With a 5C rise, global average temperatures would be hotter than for 50m years. The Arctic region sees temperatures rise much higher than average – up to 20C – meaning the entire Arctic is now ice-free all year round. Most of the tropics, sub-tropics and even lower mid-latitudes are too hot to be inhabitable. The sea level rise is now sufficiently rapid that coastal cities across the world are largely abandoned. Above 6C, there would be a danger of "runaway warming", perhaps spurred by release of oceanic methane hydrates. Could the surface of the Earth become like Venus, entirely uninhabitable? Human population would be drastically reduced.
Notice how 5C was dismissed as "highly unlikely"? That part of it has been dropped from current scenarios. In the Arctic the tundra and underlying permafrost are already being impacted. Tundra is drying out, catching fire and we're powerless to put out these fires. They result in black soot, a good bit of which gets deposited on the Greenland ice sheet accelerating melting. As the tundra burns the permafrost beneath melts and collapses, releasing stored methane. At the time of the Stern Report we thought this sort of thing was still decades off.
The reality is that the 2C target was really just the limit for adaptation. There were means for some advantaged countries to adapt to the impacts, albeit not without a good deal of economic and social dislocation. We still talk 2C but those who maintain that fantasy often turn out to be the same politicians intent on maximizing extraction of our massive fossil fuel reserves.
To help get some idea of 2C consider that we're already dealing with early-onset climate change impacts and we're just at 0.8C over pre-industrial temperatures.
Yet other than politicians who would just like the whole business to go away, few climate scientists believe we have any hope of 2C and we're more probably looking at 4C or worse.
2C, 4C, 5C - forget about it. It's a distraction. What you need to focus on is the point that, no matter how much warming is already "locked in" we can ensure that the future is far more dangerous than necessary if we don't sequester high-carbon fossil energy just as quickly as possible. A recent study by the World Bank concluded that we've already locked in warming of 1.5C for our grandkids even if we completely decarbonize our economies and our societies today. Yet, despite already bequeathing our grandchildren a truly miserable environment, our fossil fuel consumption and greenhouse gas emissions continue to increase year after year. Every tonne of CO2 we emit to the atmosphere simply adds to that 1.5C future.
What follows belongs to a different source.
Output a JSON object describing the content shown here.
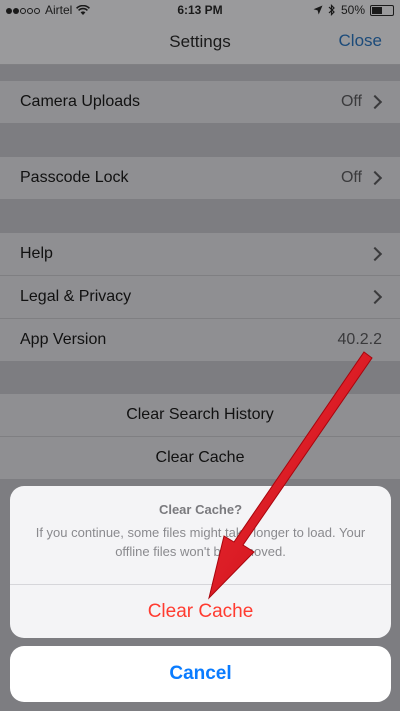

Sure choosing life over fossil energy is going to be calamitous. Our stock markets are inflated with energy stocks the value of which is premised on fossil fuel reserves at fictional market values. There are many trillions of dollars of unrealizable carbon assets on our markets. You can't simply write off that much notional wealth without massive economic fallout. The upheaval is going to be painful, especially for those with portfolios stuffed with energy stocks and bonds. Yet that's a small price to pay for avoiding extinction. A small price indeed.